“I'm just a little more relaxed now, willing to take risks,” Kozelek chuckles. ”It's natural that any artist would get tired of themselves after a while and want to challenge themselves. I guess it's like a dramatic actor trying a shot at comedy – you want to stay awake, keep your audience interested.”

You'd imagine that after two decades of songwriting Kozelek would have a handle on his craft – most writers either find that it gets easier with experience or more difficult because you're constantly repeating yourself – but he seems unsure of his progress in this respect.

“Songwriting is hard to talk about, I can't explain it,” he muses. “All songwriters are different. Some guys just know five guitar chords, so they're kind of stuck, but I'm a pretty versatile player, so it's easy to come up with new angles. I'm pretty imaginative as well, so there's a lot of poetry out there still – every day I get new ideas, to some extent or another.”

What he is sure about, thankfully, is that he's enjoyed his previous sojourns to Australia. “My visits there are always funny – I spent two days in a hotel in Melbourne last time, watching There Will Be Blood over and over. It rains every time I'm down there,” he laughs. I travelled with Holly Throsby on my first trip there – she was nice, sweet, it would be nice run into her again.
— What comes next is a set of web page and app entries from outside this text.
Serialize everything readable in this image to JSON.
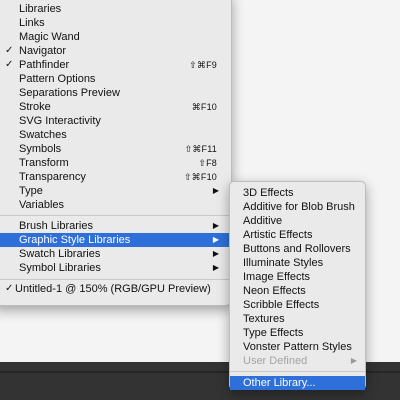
{
  "window_menu": {
    "items_top": [
      {
        "label": "Libraries",
        "checked": false,
        "shortcut": "",
        "submenu": false
      },
      {
        "label": "Links",
        "checked": false,
        "shortcut": "",
        "submenu": false
      },
      {
        "label": "Magic Wand",
        "checked": false,
        "shortcut": "",
        "submenu": false
      },
      {
        "label": "Navigator",
        "checked": true,
        "shortcut": "",
        "submenu": false
      },
      {
        "label": "Pathfinder",
        "checked": true,
        "shortcut": "⇧⌘F9",
        "submenu": false
      },
      {
        "label": "Pattern Options",
        "checked": false,
        "shortcut": "",
        "submenu": false
      },
      {
        "label": "Separations Preview",
        "checked": false,
        "shortcut": "",
        "submenu": false
      },
      {
        "label": "Stroke",
        "checked": false,
        "shortcut": "⌘F10",
        "submenu": false
      },
      {
        "label": "SVG Interactivity",
        "checked": false,
        "shortcut": "",
        "submenu": false
      },
      {
        "label": "Swatches",
        "checked": false,
        "shortcut": "",
        "submenu": false
      },
      {
        "label": "Symbols",
        "checked": false,
        "shortcut": "⇧⌘F11",
        "submenu": false
      },
      {
        "label": "Transform",
        "checked": false,
        "shortcut": "⇧F8",
        "submenu": false
      },
      {
        "label": "Transparency",
        "checked": false,
        "shortcut": "⇧⌘F10",
        "submenu": false
      },
      {
        "label": "Type",
        "checked": false,
        "shortcut": "",
        "submenu": true
      },
      {
        "label": "Variables",
        "checked": false,
        "shortcut": "",
        "submenu": false
      }
    ],
    "items_libraries": [
      {
        "label": "Brush Libraries",
        "submenu": true,
        "highlighted": false
      },
      {
        "label": "Graphic Style Libraries",
        "submenu": true,
        "highlighted": true
      },
      {
        "label": "Swatch Libraries",
        "submenu": true,
        "highlighted": false
      },
      {
        "label": "Symbol Libraries",
        "submenu": true,
        "highlighted": false
      }
    ],
    "document_item": {
      "label": "Untitled-1 @ 150% (RGB/GPU Preview)",
      "checked": true
    }
  },
  "graphic_style_submenu": {
    "items": [
      {
        "label": "3D Effects",
        "disabled": false,
        "submenu": false
      },
      {
        "label": "Additive for Blob Brush",
        "disabled": false,
        "submenu": false
      },
      {
        "label": "Additive",
        "disabled": false,
        "submenu": false
      },
      {
        "label": "Artistic Effects",
        "disabled": false,
        "submenu": false
      },
      {
        "label": "Buttons and Rollovers",
        "disabled": false,
        "submenu": false
      },
      {
        "label": "Illuminate Styles",
        "disabled": false,
        "submenu": false
      },
      {
        "label": "Image Effects",
        "disabled": false,
        "submenu": false
      },
      {
        "label": "Neon Effects",
        "disabled": false,
        "submenu": false
      },
      {
        "label": "Scribble Effects",
        "disabled": false,
        "submenu": false
      },
      {
        "label": "Textures",
        "disabled": false,
        "submenu": false
      },
      {
        "label": "Type Effects",
        "disabled": false,
        "submenu": false
      },
      {
        "label": "Vonster Pattern Styles",
        "disabled": false,
        "submenu": false
      },
      {
        "label": "User Defined",
        "disabled": true,
        "submenu": true
      }
    ],
    "other_library": {
      "label": "Other Library...",
      "highlighted": true
    }
  },
  "glyphs": {
    "check": "✓",
    "arrow": "▶"
  },
  "colors": {
    "highlight": "#2f6fd9",
    "menu_bg": "#eaeaea",
    "disabled_text": "#a3a3a3",
    "bottom_band": "#333333"
  }
}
And I like those rocket salads, those are good.

“I don't know: it's like America down there – people eat a lot of meat and drink a lot of beer.”